In this habeas case, the United States Court of Ap- peals for the Sixth Circuit set aside two 29-year-old murder convictions based on the flimsiest of rationales. The court’s decision is a textbook example of what the Antiterrorism and Effective Death Penalty Act of 1996 (AEDPA) proscribes: “using federal habeas corpus review as a vehicle to second-guess the reasonable decisions of state courts.” Renico v. Lett, 559 U. S. ___, ___ (2010) (slip op., at 12). We therefore grant the petition for certiorari and reverse.
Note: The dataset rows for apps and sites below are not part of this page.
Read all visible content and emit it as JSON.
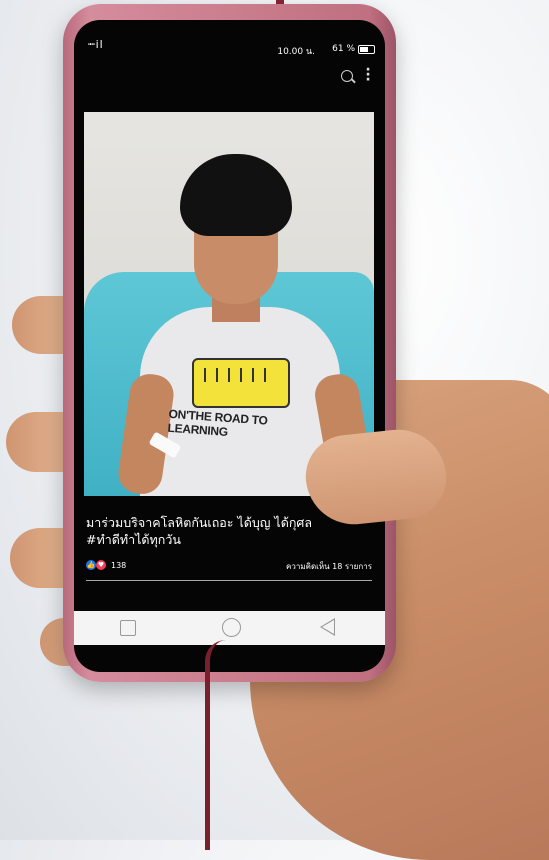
{
  "status_bar": {
    "signal": "┉il",
    "time": "10.00 น.",
    "battery": "61 %"
  },
  "post": {
    "caption_line1": "มาร่วมบริจาคโลหิตกันเถอะ ได้บุญ ได้กุศล",
    "caption_line2": "#ทำดีทำได้ทุกวัน",
    "reaction_count": "138",
    "comments": "ความคิดเห็น 18 รายการ",
    "shirt_text": "ON'THE ROAD TO LEARNING"
  },
  "icons": {
    "like": "👍",
    "heart": "♥"
  },
  "colors": {
    "like": "#1877f2",
    "heart": "#f33e58",
    "phone_case": "#c98090"
  }
}
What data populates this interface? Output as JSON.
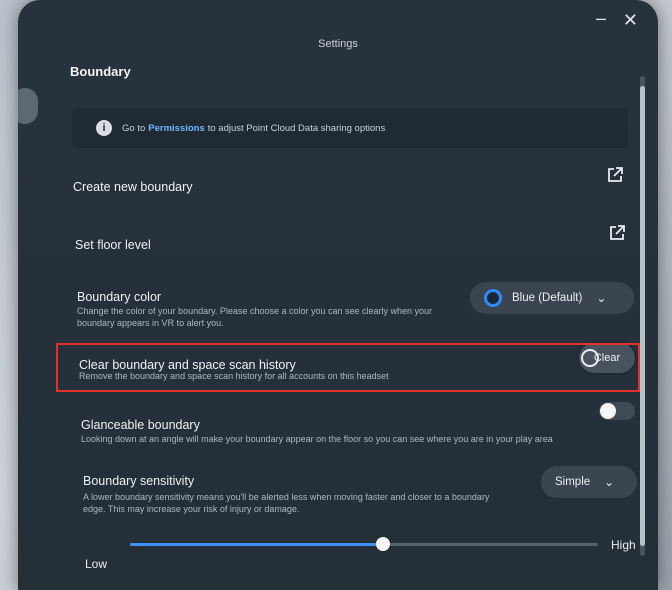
{
  "window": {
    "title": "Settings",
    "minimize_icon": "–",
    "close_icon": "✕"
  },
  "section": {
    "title": "Boundary"
  },
  "info_banner": {
    "icon": "i",
    "prefix": "Go to",
    "link": "Permissions",
    "suffix": "to adjust Point Cloud Data sharing options"
  },
  "rows": {
    "create_boundary": {
      "title": "Create new boundary"
    },
    "floor_level": {
      "title": "Set floor level"
    },
    "boundary_color": {
      "title": "Boundary color",
      "desc_line1": "Change the color of your boundary. Please choose a color you can see clearly when your",
      "desc_line2": "boundary appears in VR to alert you.",
      "selected": "Blue (Default)"
    },
    "clear_history": {
      "title": "Clear boundary and space scan history",
      "desc": "Remove the boundary and space scan history for all accounts on this headset",
      "button": "Clear"
    },
    "glanceable": {
      "title": "Glanceable boundary",
      "desc": "Looking down at an angle will make your boundary appear on the floor so you can see where you are in your play area",
      "enabled": false
    },
    "sensitivity": {
      "title": "Boundary sensitivity",
      "desc_line1": "A lower boundary sensitivity means you'll be alerted less when moving faster and closer to a boundary",
      "desc_line2": "edge. This may increase your risk of injury or damage.",
      "selected": "Simple",
      "slider_low": "Low",
      "slider_high": "High",
      "slider_value": 0.54
    }
  },
  "colors": {
    "panel": "#26313b",
    "accent": "#3f8fff",
    "highlight": "#e5302e"
  }
}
Matthews, convicted of murder and sentenced to death by a Kentucky state court, argued on habeas review that the Commonwealth failed to prove absence of extreme emotional disturbance (which would mitigate the offense to manslaughter). The Sixth Circuit agreed (“because Petitioner satisfied his burden of going forward with respect to the EED element, and the prosecution neither undermined nor contravened Petitioner’s EED evidence, there remained a reasonable doubt regarding the EED element. Therefore, no rational trier of fact could have found beyond a reasonable doubt that Petitioner acted in the absence of EED, and convicting Petitioner violated the requirements articulated in In re Winship”). As noted, though, the Supreme Court now reverses: the state court concluded that the instructions adequately defined the issues, and the proof supported the finding of murder under those instructions. In short, the jury properly decided guilt with the burden assigned the Commonwealth, as upheld by the state court, but the Sixth Circuit erred in failing to defer to the state court determination. (Review here, the Court stresses, involves a “twice-deferential standard,” given that the issue is sufficiency of the evidence: deference in the sense that the evidence is reviewed in the light most favorable to the prosecution, and in the separate sense that a state court decision may not be overturned on habeas unless “objectively unreasonable.”)
The Sixth also granted relief on a theory of prosecutorial misconduct, that the closing argument suggested collusion with an expert to manufacture the emotional disturbance defense. The Court says in effect that the lower court failed to construe the record properly, that the prosecutor did not truly argue collusion. (“With the prosecutor’s immediate clarification that he was not alleging collusion in view, the Sixth Circuit’s conclusion that this feature of the closing argument clearly violated due process is unsupportable. “) Nor did the prosecutor’s suggestion “that Matthews had a motive to exaggerate his emotional disturbance in his meetings with” the expert work a denial of due process. (“The Sixth Circuit cited no precedent of this Court in support of its conclusion that due process prohibits a prosecutor from emphasizing a criminal defendant’s motive to exaggerate exculpatory facts.”)
The lower court further “erred by consulting its own precedents, rather than those of this Court,” an error “identical” to one committed by the same Circuit in Renico, making the error “plain and repetitive.” And so the Sixth shall become the Ninth.